Supplied records:
※ ※ ※

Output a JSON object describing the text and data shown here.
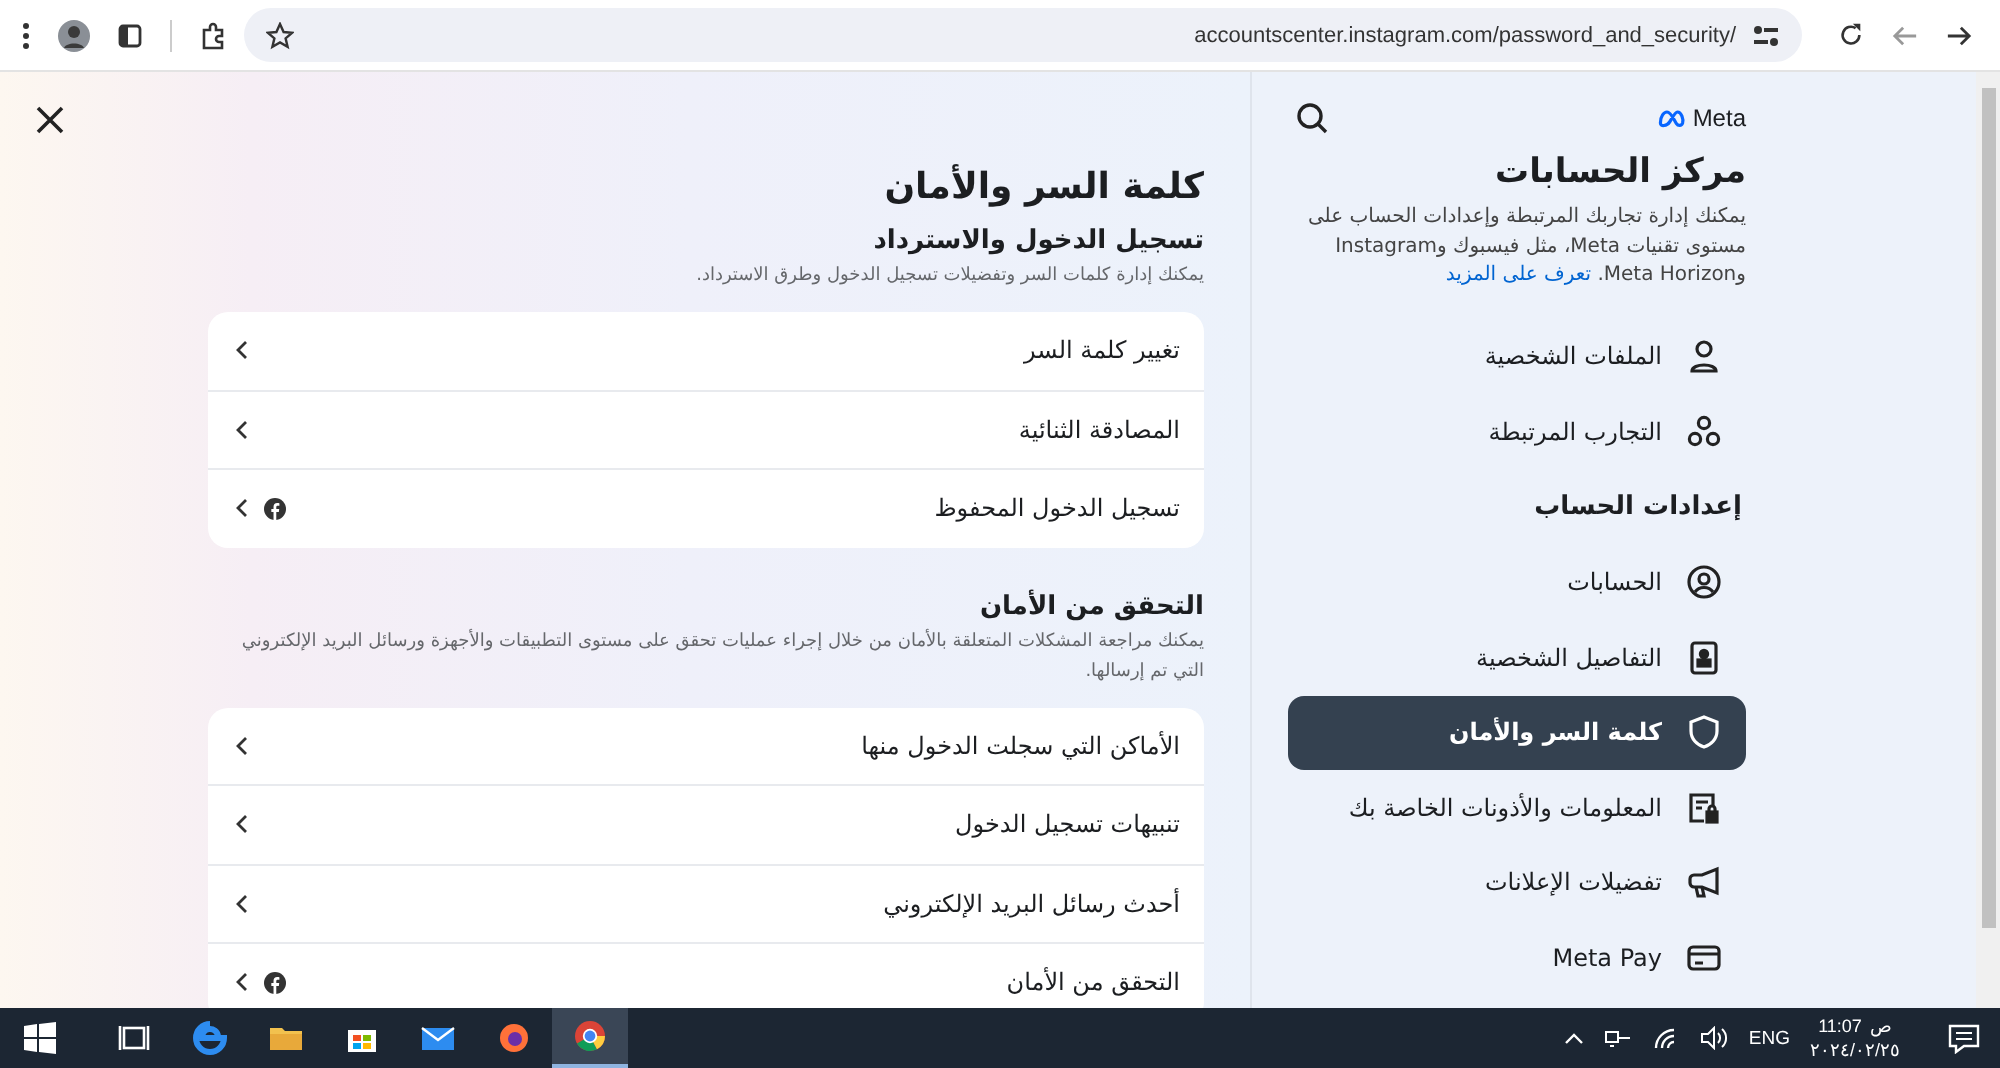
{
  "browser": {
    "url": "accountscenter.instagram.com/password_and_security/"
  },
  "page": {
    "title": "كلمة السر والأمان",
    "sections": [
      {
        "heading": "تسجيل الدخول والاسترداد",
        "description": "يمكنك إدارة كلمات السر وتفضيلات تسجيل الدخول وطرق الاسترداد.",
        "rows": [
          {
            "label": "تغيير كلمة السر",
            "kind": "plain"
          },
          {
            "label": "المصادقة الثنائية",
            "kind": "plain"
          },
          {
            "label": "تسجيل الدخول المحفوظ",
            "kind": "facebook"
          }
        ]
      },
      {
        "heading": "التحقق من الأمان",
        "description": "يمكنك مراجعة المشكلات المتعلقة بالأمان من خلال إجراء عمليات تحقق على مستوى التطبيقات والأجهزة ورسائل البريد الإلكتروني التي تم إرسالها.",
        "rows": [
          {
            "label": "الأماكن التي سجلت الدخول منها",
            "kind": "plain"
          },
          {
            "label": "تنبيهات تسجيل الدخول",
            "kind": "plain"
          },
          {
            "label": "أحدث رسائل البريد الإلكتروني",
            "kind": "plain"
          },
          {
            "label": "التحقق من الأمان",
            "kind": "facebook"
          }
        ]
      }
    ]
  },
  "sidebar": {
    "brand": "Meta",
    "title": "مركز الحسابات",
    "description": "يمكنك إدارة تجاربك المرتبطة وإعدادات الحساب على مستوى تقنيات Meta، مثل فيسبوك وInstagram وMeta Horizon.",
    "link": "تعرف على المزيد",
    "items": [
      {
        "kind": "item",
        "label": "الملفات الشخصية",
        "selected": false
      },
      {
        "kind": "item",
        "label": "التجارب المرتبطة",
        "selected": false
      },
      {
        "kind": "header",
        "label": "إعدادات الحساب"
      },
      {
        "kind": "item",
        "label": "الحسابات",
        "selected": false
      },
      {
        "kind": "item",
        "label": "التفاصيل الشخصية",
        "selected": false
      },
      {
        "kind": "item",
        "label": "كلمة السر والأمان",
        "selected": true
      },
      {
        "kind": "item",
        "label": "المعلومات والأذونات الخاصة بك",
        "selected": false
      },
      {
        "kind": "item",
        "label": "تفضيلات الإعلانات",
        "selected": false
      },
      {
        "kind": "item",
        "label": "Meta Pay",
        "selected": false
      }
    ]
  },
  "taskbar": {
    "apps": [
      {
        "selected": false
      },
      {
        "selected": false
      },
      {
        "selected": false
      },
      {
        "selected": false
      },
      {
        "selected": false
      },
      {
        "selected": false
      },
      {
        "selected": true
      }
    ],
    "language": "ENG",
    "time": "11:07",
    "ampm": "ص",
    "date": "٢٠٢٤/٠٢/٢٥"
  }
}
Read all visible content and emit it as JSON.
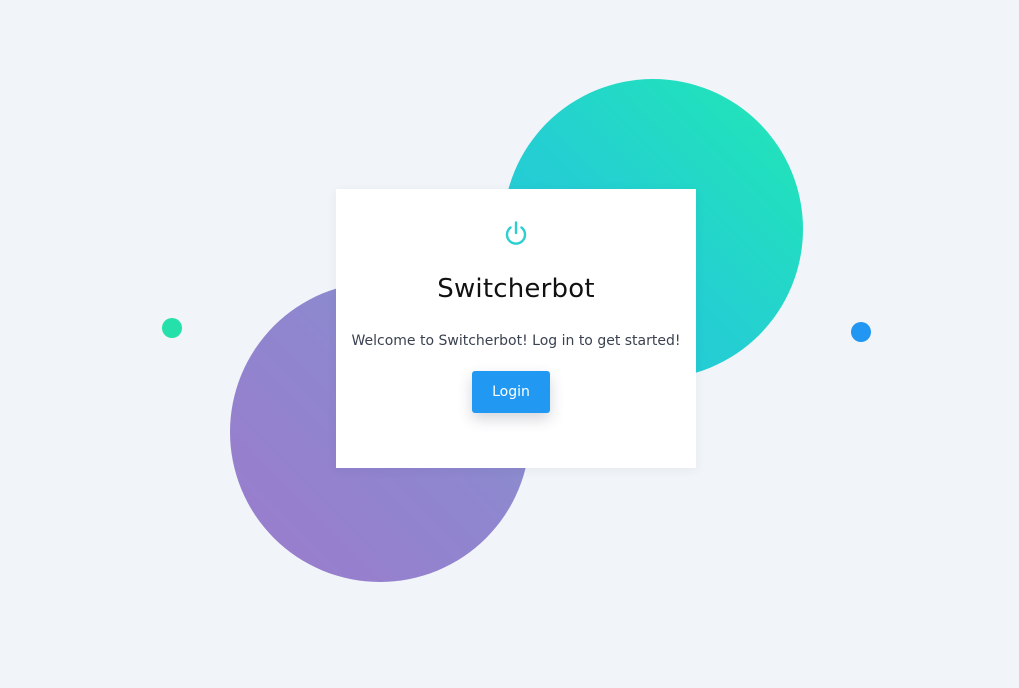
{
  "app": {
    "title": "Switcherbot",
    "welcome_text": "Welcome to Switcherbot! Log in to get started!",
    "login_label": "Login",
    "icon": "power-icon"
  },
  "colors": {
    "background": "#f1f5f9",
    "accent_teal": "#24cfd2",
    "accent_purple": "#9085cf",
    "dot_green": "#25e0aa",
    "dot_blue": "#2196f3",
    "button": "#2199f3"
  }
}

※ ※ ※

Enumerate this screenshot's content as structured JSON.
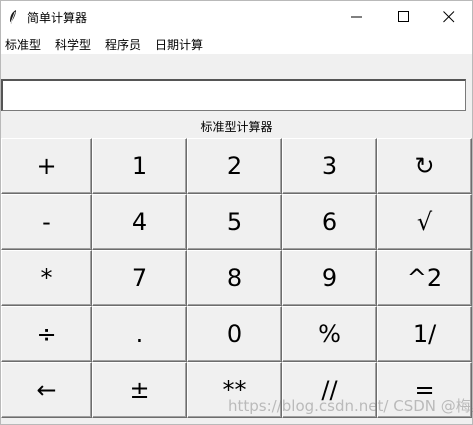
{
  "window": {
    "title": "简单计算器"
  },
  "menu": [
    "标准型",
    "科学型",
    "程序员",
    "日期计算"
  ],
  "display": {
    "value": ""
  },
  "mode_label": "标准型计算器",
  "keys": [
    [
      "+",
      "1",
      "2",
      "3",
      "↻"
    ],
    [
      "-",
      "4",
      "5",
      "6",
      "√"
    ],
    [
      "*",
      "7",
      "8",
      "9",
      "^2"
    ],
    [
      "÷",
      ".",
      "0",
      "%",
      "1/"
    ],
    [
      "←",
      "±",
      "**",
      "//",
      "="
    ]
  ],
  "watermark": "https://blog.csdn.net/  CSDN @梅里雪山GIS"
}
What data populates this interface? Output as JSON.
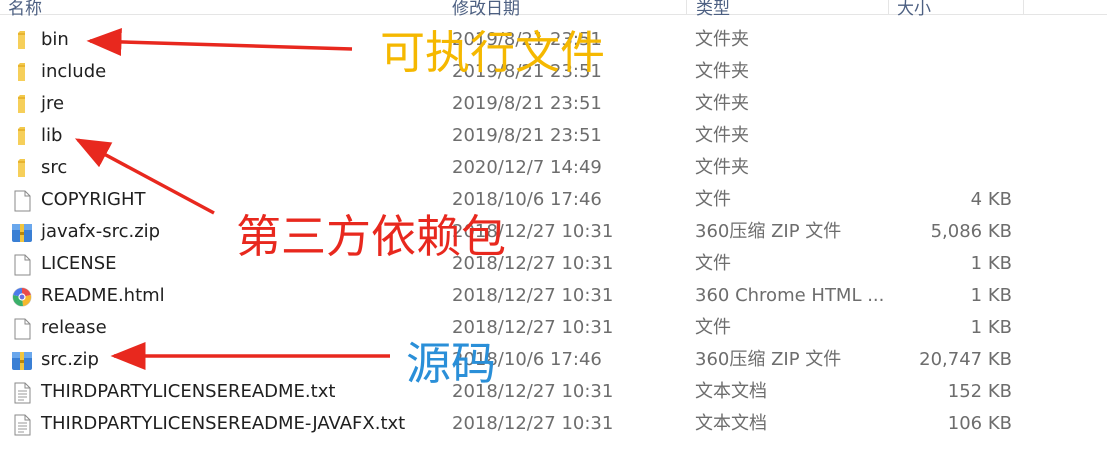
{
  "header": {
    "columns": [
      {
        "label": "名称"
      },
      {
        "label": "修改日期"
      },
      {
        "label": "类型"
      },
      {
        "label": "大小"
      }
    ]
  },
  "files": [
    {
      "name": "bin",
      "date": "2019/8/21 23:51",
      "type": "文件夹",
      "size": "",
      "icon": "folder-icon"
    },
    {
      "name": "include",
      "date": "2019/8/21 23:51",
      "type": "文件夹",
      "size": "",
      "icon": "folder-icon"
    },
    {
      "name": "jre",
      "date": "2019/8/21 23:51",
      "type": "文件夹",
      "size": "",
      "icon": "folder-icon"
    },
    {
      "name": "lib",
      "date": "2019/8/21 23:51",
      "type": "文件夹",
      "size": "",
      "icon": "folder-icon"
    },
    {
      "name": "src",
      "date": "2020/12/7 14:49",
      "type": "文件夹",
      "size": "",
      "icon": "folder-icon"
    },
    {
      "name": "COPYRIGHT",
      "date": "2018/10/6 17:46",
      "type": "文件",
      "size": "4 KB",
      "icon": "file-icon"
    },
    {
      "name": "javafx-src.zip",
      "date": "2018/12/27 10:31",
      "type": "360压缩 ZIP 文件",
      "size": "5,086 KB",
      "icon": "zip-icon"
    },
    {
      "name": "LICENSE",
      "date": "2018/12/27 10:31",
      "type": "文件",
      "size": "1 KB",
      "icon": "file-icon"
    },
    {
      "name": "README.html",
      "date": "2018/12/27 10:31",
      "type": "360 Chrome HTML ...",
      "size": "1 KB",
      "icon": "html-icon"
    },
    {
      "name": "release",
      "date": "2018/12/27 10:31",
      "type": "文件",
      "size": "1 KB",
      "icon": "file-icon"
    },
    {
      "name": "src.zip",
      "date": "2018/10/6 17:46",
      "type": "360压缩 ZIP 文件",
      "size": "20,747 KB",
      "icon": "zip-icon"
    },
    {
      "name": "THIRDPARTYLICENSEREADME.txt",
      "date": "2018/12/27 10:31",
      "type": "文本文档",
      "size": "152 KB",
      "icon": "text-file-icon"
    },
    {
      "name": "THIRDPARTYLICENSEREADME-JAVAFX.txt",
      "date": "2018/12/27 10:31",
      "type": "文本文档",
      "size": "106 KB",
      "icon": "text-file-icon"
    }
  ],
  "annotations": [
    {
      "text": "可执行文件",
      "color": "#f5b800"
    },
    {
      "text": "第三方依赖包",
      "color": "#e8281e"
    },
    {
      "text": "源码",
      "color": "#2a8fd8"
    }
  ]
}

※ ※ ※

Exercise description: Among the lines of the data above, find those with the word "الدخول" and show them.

Response to the task:
        "heading": "تسجيل الدخول والاسترداد",
        "description": "يمكنك إدارة كلمات السر وتفضيلات تسجيل الدخول وطرق الاسترداد.",
            "label": "تسجيل الدخول المحفوظ",
            "label": "الأماكن التي سجلت الدخول منها",
            "label": "تنبيهات تسجيل الدخول",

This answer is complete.